**Material for this task**

- Opening Delimiter -

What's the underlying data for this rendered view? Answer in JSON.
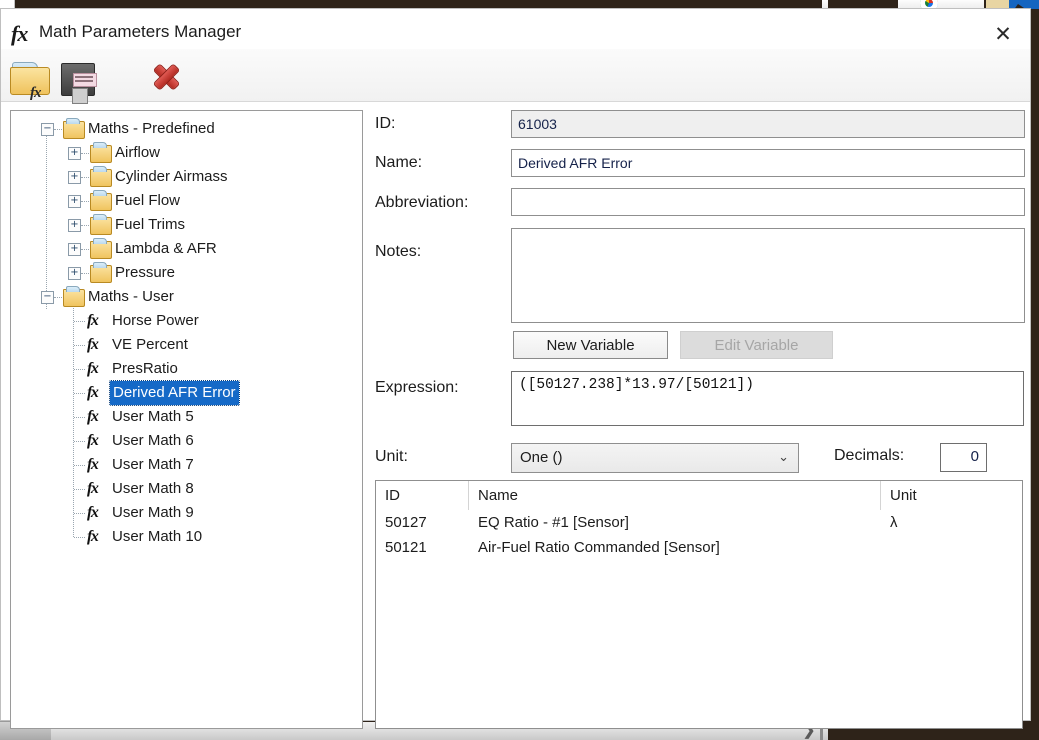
{
  "window": {
    "title": "Math Parameters Manager",
    "title_icon": "fx-icon",
    "close_label": "✕"
  },
  "toolbar": {
    "buttons": [
      {
        "name": "open-folder-fx-button",
        "icon": "folder-fx-icon",
        "fx_text": "fx"
      },
      {
        "name": "save-button",
        "icon": "floppy-disk-icon"
      },
      {
        "name": "delete-button",
        "icon": "red-x-icon"
      }
    ]
  },
  "tree": {
    "nodes": [
      {
        "label": "Maths - Predefined",
        "depth": 0,
        "type": "folder",
        "expander": "−",
        "selected": false
      },
      {
        "label": "Airflow",
        "depth": 1,
        "type": "folder",
        "expander": "+",
        "selected": false
      },
      {
        "label": "Cylinder Airmass",
        "depth": 1,
        "type": "folder",
        "expander": "+",
        "selected": false
      },
      {
        "label": "Fuel Flow",
        "depth": 1,
        "type": "folder",
        "expander": "+",
        "selected": false
      },
      {
        "label": "Fuel Trims",
        "depth": 1,
        "type": "folder",
        "expander": "+",
        "selected": false
      },
      {
        "label": "Lambda & AFR",
        "depth": 1,
        "type": "folder",
        "expander": "+",
        "selected": false
      },
      {
        "label": "Pressure",
        "depth": 1,
        "type": "folder",
        "expander": "+",
        "selected": false
      },
      {
        "label": "Maths - User",
        "depth": 0,
        "type": "folder",
        "expander": "−",
        "selected": false
      },
      {
        "label": "Horse Power",
        "depth": 1,
        "type": "fx",
        "expander": "",
        "selected": false
      },
      {
        "label": "VE Percent",
        "depth": 1,
        "type": "fx",
        "expander": "",
        "selected": false
      },
      {
        "label": "PresRatio",
        "depth": 1,
        "type": "fx",
        "expander": "",
        "selected": false
      },
      {
        "label": "Derived AFR Error",
        "depth": 1,
        "type": "fx",
        "expander": "",
        "selected": true
      },
      {
        "label": "User Math 5",
        "depth": 1,
        "type": "fx",
        "expander": "",
        "selected": false
      },
      {
        "label": "User Math 6",
        "depth": 1,
        "type": "fx",
        "expander": "",
        "selected": false
      },
      {
        "label": "User Math 7",
        "depth": 1,
        "type": "fx",
        "expander": "",
        "selected": false
      },
      {
        "label": "User Math 8",
        "depth": 1,
        "type": "fx",
        "expander": "",
        "selected": false
      },
      {
        "label": "User Math 9",
        "depth": 1,
        "type": "fx",
        "expander": "",
        "selected": false
      },
      {
        "label": "User Math 10",
        "depth": 1,
        "type": "fx",
        "expander": "",
        "selected": false
      }
    ]
  },
  "form": {
    "id_label": "ID:",
    "id_value": "61003",
    "name_label": "Name:",
    "name_value": "Derived AFR Error",
    "abbreviation_label": "Abbreviation:",
    "abbreviation_value": "",
    "notes_label": "Notes:",
    "notes_value": "",
    "new_variable_label": "New Variable",
    "edit_variable_label": "Edit Variable",
    "expression_label": "Expression:",
    "expression_value": "([50127.238]*13.97/[50121])",
    "unit_label": "Unit:",
    "unit_value": "One ()",
    "unit_caret": "⌄",
    "decimals_label": "Decimals:",
    "decimals_value": "0"
  },
  "variables_table": {
    "columns": [
      "ID",
      "Name",
      "Unit"
    ],
    "rows": [
      {
        "id": "50127",
        "name": "EQ Ratio - #1 [Sensor]",
        "unit": "λ"
      },
      {
        "id": "50121",
        "name": "Air-Fuel Ratio Commanded [Sensor]",
        "unit": ""
      }
    ]
  },
  "background": {
    "bottom_chevron": "❯"
  },
  "colors": {
    "selection_blue": "#1569c7",
    "desktop_brown": "#2e2319",
    "folder_yellow": "#f0c45f",
    "delete_red": "#b32b22"
  }
}
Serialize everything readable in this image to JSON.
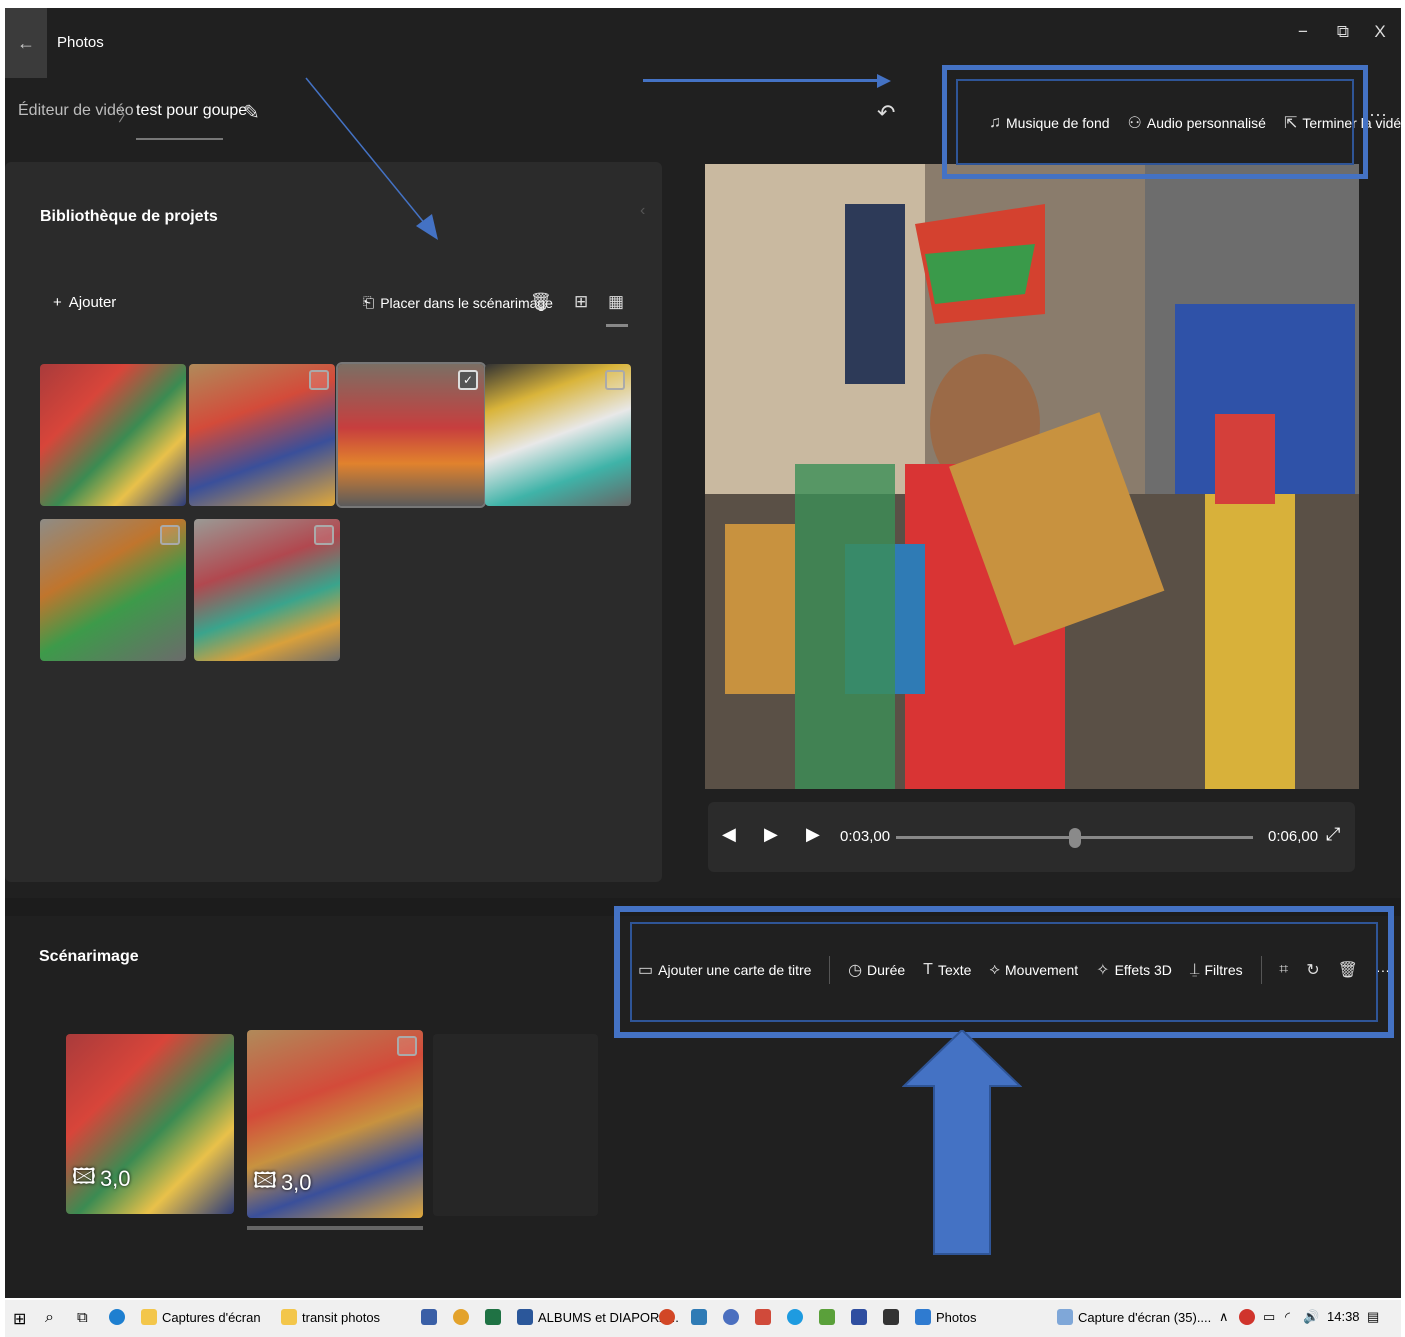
{
  "window": {
    "title": "Photos",
    "minimize": "−",
    "restore": "⧉",
    "close": "X",
    "back": "←"
  },
  "breadcrumb": {
    "root": "Éditeur de vidéo",
    "separator": "〉",
    "project": "test pour goupe"
  },
  "toolbar": {
    "music_label": "Musique de fond",
    "custom_audio_label": "Audio personnalisé",
    "finish_label": "Terminer la vidéo",
    "more": "···"
  },
  "library": {
    "title": "Bibliothèque de projets",
    "add_label": "Ajouter",
    "place_label": "Placer dans le scénarimage"
  },
  "player": {
    "current_time": "0:03,00",
    "total_time": "0:06,00",
    "progress": 0.5
  },
  "storyboard": {
    "title": "Scénarimage",
    "tools": {
      "title_card": "Ajouter une carte de titre",
      "duration": "Durée",
      "text": "Texte",
      "motion": "Mouvement",
      "effects3d": "Effets 3D",
      "filters": "Filtres",
      "more": "···"
    },
    "clips": [
      {
        "duration": "3,0"
      },
      {
        "duration": "3,0"
      }
    ]
  },
  "taskbar": {
    "items": [
      "Captures d'écran",
      "transit photos",
      "ALBUMS et DIAPORA...",
      "Photos",
      "Capture d'écran (35)...."
    ],
    "clock": "14:38"
  },
  "colors": {
    "accent_annotation": "#4472c4",
    "app_bg": "#202020",
    "panel_bg": "#2b2b2b"
  }
}
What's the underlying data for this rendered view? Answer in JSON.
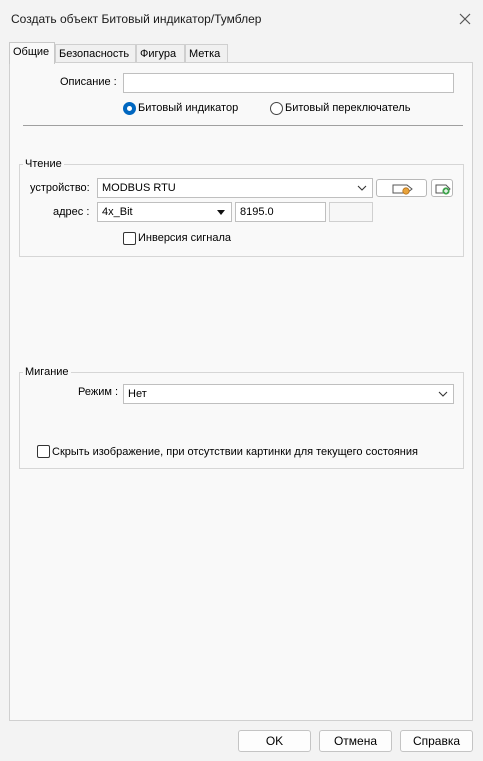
{
  "window": {
    "title": "Создать объект Битовый индикатор/Тумблер"
  },
  "tabs": [
    {
      "label": "Общие"
    },
    {
      "label": "Безопасность"
    },
    {
      "label": "Фигура"
    },
    {
      "label": "Метка"
    }
  ],
  "general": {
    "description_label": "Описание :",
    "description_value": "",
    "radio_indicator": "Битовый индикатор",
    "radio_switch": "Битовый переключатель",
    "selected_mode": "indicator"
  },
  "read": {
    "group_title": "Чтение",
    "device_label": "устройство:",
    "device_value": "MODBUS RTU",
    "address_label": "адрес :",
    "address_type": "4x_Bit",
    "address_value": "8195.0",
    "address_extra": "",
    "invert_label": "Инверсия сигнала",
    "invert_checked": false
  },
  "blink": {
    "group_title": "Мигание",
    "mode_label": "Режим :",
    "mode_value": "Нет"
  },
  "hide_image": {
    "label": "Скрыть изображение, при отсутствии картинки для текущего состояния",
    "checked": false
  },
  "footer": {
    "ok": "OK",
    "cancel": "Отмена",
    "help": "Справка"
  },
  "colors": {
    "accent": "#0067c0",
    "window_bg": "#f3f3f3",
    "panel_bg": "#f9f9f9"
  }
}
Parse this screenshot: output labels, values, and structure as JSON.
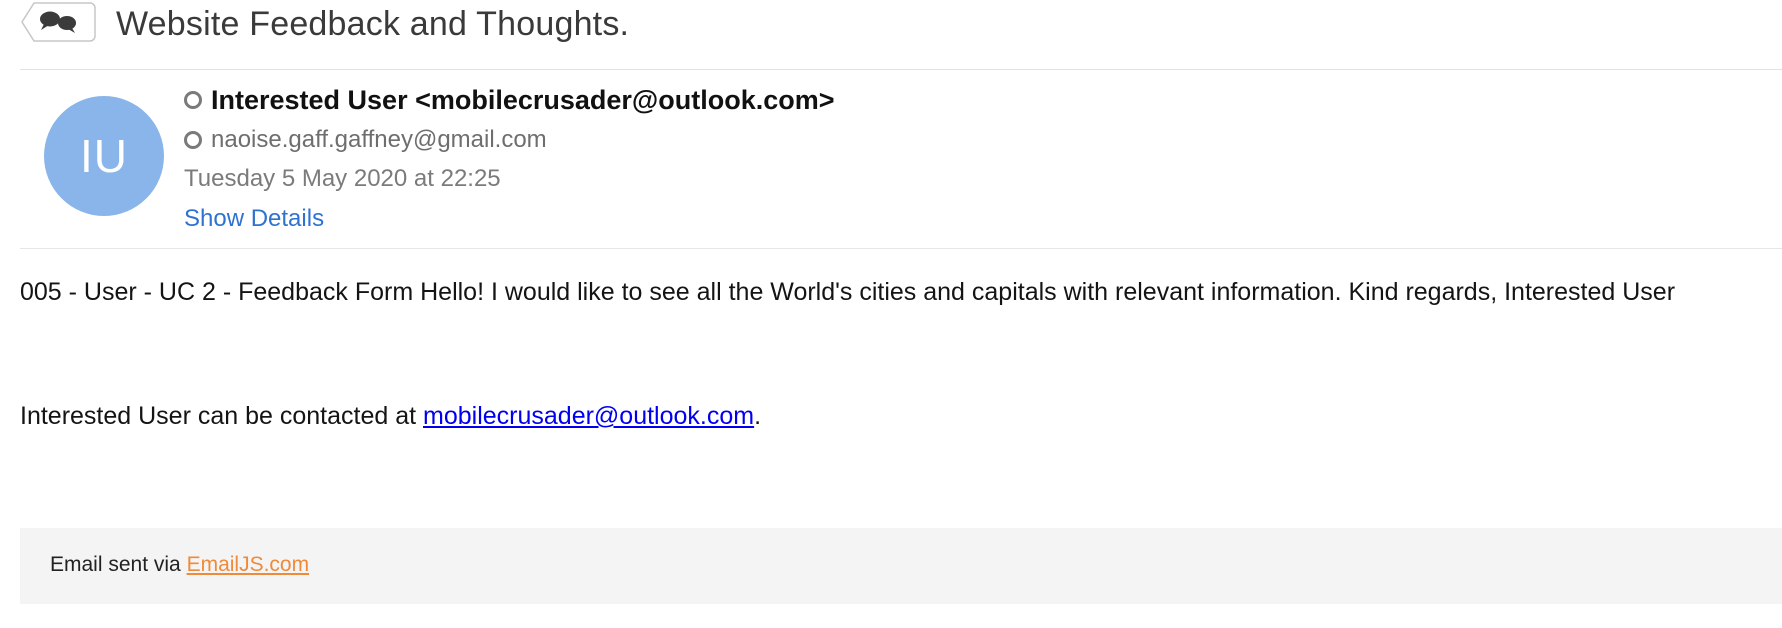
{
  "email": {
    "subject": "Website Feedback and Thoughts.",
    "thread_icon": "conversation-bubbles-icon",
    "sender": {
      "avatar_initials": "IU",
      "avatar_color": "#8ab5ea",
      "from": "Interested User <mobilecrusader@outlook.com>",
      "to": "naoise.gaff.gaffney@gmail.com",
      "date": "Tuesday 5 May 2020 at 22:25",
      "show_details_label": "Show Details",
      "status_icon": "presence-circle-icon"
    },
    "body": {
      "message": "005 - User - UC 2 - Feedback Form Hello! I would like to see all the World's cities and capitals with relevant information. Kind regards, Interested User",
      "contact_prefix": "Interested User can be contacted at ",
      "contact_email": "mobilecrusader@outlook.com",
      "contact_suffix": "."
    },
    "footer": {
      "prefix": "Email sent via ",
      "link_label": "EmailJS.com",
      "link_color": "#ef8a3a"
    }
  },
  "colors": {
    "link_blue": "#2f73d0",
    "hyperlink": "#0000ee",
    "footer_bg": "#f4f4f4"
  }
}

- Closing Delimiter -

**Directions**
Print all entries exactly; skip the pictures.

**Answer area**
What's the underlying data for this rendered view? Answer in JSON.
{
  "window": {
    "title": "Math Parameters Manager",
    "title_icon": "fx-icon",
    "close_label": "✕"
  },
  "toolbar": {
    "buttons": [
      {
        "name": "open-folder-fx-button",
        "icon": "folder-fx-icon",
        "fx_text": "fx"
      },
      {
        "name": "save-button",
        "icon": "floppy-disk-icon"
      },
      {
        "name": "delete-button",
        "icon": "red-x-icon"
      }
    ]
  },
  "tree": {
    "nodes": [
      {
        "label": "Maths - Predefined",
        "depth": 0,
        "type": "folder",
        "expander": "−",
        "selected": false
      },
      {
        "label": "Airflow",
        "depth": 1,
        "type": "folder",
        "expander": "+",
        "selected": false
      },
      {
        "label": "Cylinder Airmass",
        "depth": 1,
        "type": "folder",
        "expander": "+",
        "selected": false
      },
      {
        "label": "Fuel Flow",
        "depth": 1,
        "type": "folder",
        "expander": "+",
        "selected": false
      },
      {
        "label": "Fuel Trims",
        "depth": 1,
        "type": "folder",
        "expander": "+",
        "selected": false
      },
      {
        "label": "Lambda & AFR",
        "depth": 1,
        "type": "folder",
        "expander": "+",
        "selected": false
      },
      {
        "label": "Pressure",
        "depth": 1,
        "type": "folder",
        "expander": "+",
        "selected": false
      },
      {
        "label": "Maths - User",
        "depth": 0,
        "type": "folder",
        "expander": "−",
        "selected": false
      },
      {
        "label": "Horse Power",
        "depth": 1,
        "type": "fx",
        "expander": "",
        "selected": false
      },
      {
        "label": "VE Percent",
        "depth": 1,
        "type": "fx",
        "expander": "",
        "selected": false
      },
      {
        "label": "PresRatio",
        "depth": 1,
        "type": "fx",
        "expander": "",
        "selected": false
      },
      {
        "label": "Derived AFR Error",
        "depth": 1,
        "type": "fx",
        "expander": "",
        "selected": true
      },
      {
        "label": "User Math 5",
        "depth": 1,
        "type": "fx",
        "expander": "",
        "selected": false
      },
      {
        "label": "User Math 6",
        "depth": 1,
        "type": "fx",
        "expander": "",
        "selected": false
      },
      {
        "label": "User Math 7",
        "depth": 1,
        "type": "fx",
        "expander": "",
        "selected": false
      },
      {
        "label": "User Math 8",
        "depth": 1,
        "type": "fx",
        "expander": "",
        "selected": false
      },
      {
        "label": "User Math 9",
        "depth": 1,
        "type": "fx",
        "expander": "",
        "selected": false
      },
      {
        "label": "User Math 10",
        "depth": 1,
        "type": "fx",
        "expander": "",
        "selected": false
      }
    ]
  },
  "form": {
    "id_label": "ID:",
    "id_value": "61003",
    "name_label": "Name:",
    "name_value": "Derived AFR Error",
    "abbreviation_label": "Abbreviation:",
    "abbreviation_value": "",
    "notes_label": "Notes:",
    "notes_value": "",
    "new_variable_label": "New Variable",
    "edit_variable_label": "Edit Variable",
    "expression_label": "Expression:",
    "expression_value": "([50127.238]*13.97/[50121])",
    "unit_label": "Unit:",
    "unit_value": "One ()",
    "unit_caret": "⌄",
    "decimals_label": "Decimals:",
    "decimals_value": "0"
  },
  "variables_table": {
    "columns": [
      "ID",
      "Name",
      "Unit"
    ],
    "rows": [
      {
        "id": "50127",
        "name": "EQ Ratio - #1 [Sensor]",
        "unit": "λ"
      },
      {
        "id": "50121",
        "name": "Air-Fuel Ratio Commanded [Sensor]",
        "unit": ""
      }
    ]
  },
  "background": {
    "bottom_chevron": "❯"
  },
  "colors": {
    "selection_blue": "#1569c7",
    "desktop_brown": "#2e2319",
    "folder_yellow": "#f0c45f",
    "delete_red": "#b32b22"
  }
}
Serialize everything readable in this image to JSON.
{
  "window": {
    "title": "Photos",
    "minimize": "−",
    "restore": "⧉",
    "close": "X",
    "back": "←"
  },
  "breadcrumb": {
    "root": "Éditeur de vidéo",
    "separator": "〉",
    "project": "test pour goupe"
  },
  "toolbar": {
    "music_label": "Musique de fond",
    "custom_audio_label": "Audio personnalisé",
    "finish_label": "Terminer la vidéo",
    "more": "···"
  },
  "library": {
    "title": "Bibliothèque de projets",
    "add_label": "Ajouter",
    "place_label": "Placer dans le scénarimage"
  },
  "player": {
    "current_time": "0:03,00",
    "total_time": "0:06,00",
    "progress": 0.5
  },
  "storyboard": {
    "title": "Scénarimage",
    "tools": {
      "title_card": "Ajouter une carte de titre",
      "duration": "Durée",
      "text": "Texte",
      "motion": "Mouvement",
      "effects3d": "Effets 3D",
      "filters": "Filtres",
      "more": "···"
    },
    "clips": [
      {
        "duration": "3,0"
      },
      {
        "duration": "3,0"
      }
    ]
  },
  "taskbar": {
    "items": [
      "Captures d'écran",
      "transit photos",
      "ALBUMS et DIAPORA...",
      "Photos",
      "Capture d'écran (35)...."
    ],
    "clock": "14:38"
  },
  "colors": {
    "accent_annotation": "#4472c4",
    "app_bg": "#202020",
    "panel_bg": "#2b2b2b"
  }
}
What's the underlying data for this rendered view? Answer in JSON.
{
  "window": {
    "title": "Создать объект Битовый индикатор/Тумблер"
  },
  "tabs": [
    {
      "label": "Общие"
    },
    {
      "label": "Безопасность"
    },
    {
      "label": "Фигура"
    },
    {
      "label": "Метка"
    }
  ],
  "general": {
    "description_label": "Описание :",
    "description_value": "",
    "radio_indicator": "Битовый индикатор",
    "radio_switch": "Битовый переключатель",
    "selected_mode": "indicator"
  },
  "read": {
    "group_title": "Чтение",
    "device_label": "устройство:",
    "device_value": "MODBUS RTU",
    "address_label": "адрес :",
    "address_type": "4x_Bit",
    "address_value": "8195.0",
    "address_extra": "",
    "invert_label": "Инверсия сигнала",
    "invert_checked": false
  },
  "blink": {
    "group_title": "Мигание",
    "mode_label": "Режим :",
    "mode_value": "Нет"
  },
  "hide_image": {
    "label": "Скрыть изображение, при отсутствии картинки для текущего состояния",
    "checked": false
  },
  "footer": {
    "ok": "OK",
    "cancel": "Отмена",
    "help": "Справка"
  },
  "colors": {
    "accent": "#0067c0",
    "window_bg": "#f3f3f3",
    "panel_bg": "#f9f9f9"
  }
}
Parse this screenshot: output labels, values, and structure as JSON.
{
  "email": {
    "subject": "Website Feedback and Thoughts.",
    "thread_icon": "conversation-bubbles-icon",
    "sender": {
      "avatar_initials": "IU",
      "avatar_color": "#8ab5ea",
      "from": "Interested User <mobilecrusader@outlook.com>",
      "to": "naoise.gaff.gaffney@gmail.com",
      "date": "Tuesday 5 May 2020 at 22:25",
      "show_details_label": "Show Details",
      "status_icon": "presence-circle-icon"
    },
    "body": {
      "message": "005 - User - UC 2 - Feedback Form Hello! I would like to see all the World's cities and capitals with relevant information. Kind regards, Interested User",
      "contact_prefix": "Interested User can be contacted at ",
      "contact_email": "mobilecrusader@outlook.com",
      "contact_suffix": "."
    },
    "footer": {
      "prefix": "Email sent via ",
      "link_label": "EmailJS.com",
      "link_color": "#ef8a3a"
    }
  },
  "colors": {
    "link_blue": "#2f73d0",
    "hyperlink": "#0000ee",
    "footer_bg": "#f4f4f4"
  }
}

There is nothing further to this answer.